A widely used cliché is: “it’s never too late for a rain” and many businesses could be putting away their umbrellas during the “rainy season” and finding profitable ways to operate their business efficiently. Reducing overhead and restructuring our budgets could be one way to mitigate further losses during a crisis. In fact, more often than not, we experience losses due to overuse or underuse of company facilities and resources. An example of cost reduction is using energy efficient appliances during the day and planning a well-defined and structured workload.
Reducing or managing workloads could be a smart way to cut further business losses. In some establishments we have too many workers duplicating and repeating similar tasks without the need for specialization. If we have one or two experts in a field, we could reduce the number of people doing similar work, thereby reducing trial, error, and workflow interruptions.
Having more staff does not necessarily improve efficiency, but having more expert knowledge of the operation improves the quality of the result. By having trained and knowledgeable staff, we minimize overtime and labor hours to get the job done. This productive movement also affects the general working capital of the business.
Restructure working capital budgets
When we spend too much money on unnecessary resources, we may overshoot our working capital budget. This important aspect of business finance provides the basic framework for everything to work cohesively in your business. It stimulates cash flow and provides the materials to do good efficiently. However, when the compensation packages for some senior managers and staff members are exorbitant, it will significantly affect the company’s profit and loss, especially when there is a crisis.
This is a critical area to consider before we get to the bottom of the org chart to get rid of essential workers.

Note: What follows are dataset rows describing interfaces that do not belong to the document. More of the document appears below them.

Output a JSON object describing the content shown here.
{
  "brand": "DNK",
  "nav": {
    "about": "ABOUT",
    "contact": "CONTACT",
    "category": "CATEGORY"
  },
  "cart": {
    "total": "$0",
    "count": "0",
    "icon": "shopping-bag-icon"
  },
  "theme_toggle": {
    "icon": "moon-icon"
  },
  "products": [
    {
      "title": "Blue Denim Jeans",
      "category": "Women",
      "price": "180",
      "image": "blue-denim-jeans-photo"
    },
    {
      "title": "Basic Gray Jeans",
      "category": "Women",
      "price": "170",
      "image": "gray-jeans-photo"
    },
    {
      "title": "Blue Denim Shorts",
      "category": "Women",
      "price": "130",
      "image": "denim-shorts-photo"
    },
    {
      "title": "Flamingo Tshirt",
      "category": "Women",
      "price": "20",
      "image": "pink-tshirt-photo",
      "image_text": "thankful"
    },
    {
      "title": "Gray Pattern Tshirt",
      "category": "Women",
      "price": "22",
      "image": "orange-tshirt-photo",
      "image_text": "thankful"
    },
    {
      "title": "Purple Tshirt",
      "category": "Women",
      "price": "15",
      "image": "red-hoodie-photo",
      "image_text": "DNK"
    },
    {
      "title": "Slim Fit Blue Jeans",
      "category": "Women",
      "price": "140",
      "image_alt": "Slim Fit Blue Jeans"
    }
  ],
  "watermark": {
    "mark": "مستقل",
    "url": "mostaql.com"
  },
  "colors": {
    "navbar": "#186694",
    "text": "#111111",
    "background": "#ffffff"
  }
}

An example of such adjustments might be a reduction in motor vehicle expenses and other compensation packages for senior staff members and corporate executives, as there are plans to reduce working hours. In addition to adjusting working capital expenses, we might also adjust our insurance premiums for the business or review affordable insurance packages.
Review insurance premiums
Reducing expenses for probable events may not be a good idea for the future, but it is certainly a way to invest in the productivity and longevity of the business. Here’s an example: If we pay insurance premiums of $100,000 a month in the event business is delayed by a disaster, we’re actually substituting for those hefty numbers with additional salary increases for staff members that could triple our income from that figure in the same month. This is called the opportunity cost or cost-benefit factor of the business.
While it’s a wise decision to plan for contingencies, a pragmatic approach is to consider the cost-benefit factor of paying high insurance premiums versus increasing payroll to employ efficient staff members. On the contrary, there could be a devastating adverse effect on the business if there is no insurance or disaster contingency plans for the business.
However, from a financial point of view, laying off staff could preserve the company’s long-term goals. If the country is facing a global crisis and that causes potential customers to lose interest, then it would not make sense to operate as usual at full capacity and therefore having fewer staff could save the company from closure. However, if we put in place a proper plan to reduce waste, plan for contingencies, and allocate adequate resources to departments, we could retain staff members who have contributed significantly to the organization’s productivity.
When we act impulsively in situations that affect the workforce and the majority, we not only disrupt the socioeconomic stability of the country, but we create more devastating economic and emotional instability in the home when normality is restored. Many times the damage is irreparable. Acting impulsively by laying off workers in an unforeseen crisis might not be the right way to run a dynamic business. On the contrary, such immediate action questions the strength and dynamism of that business.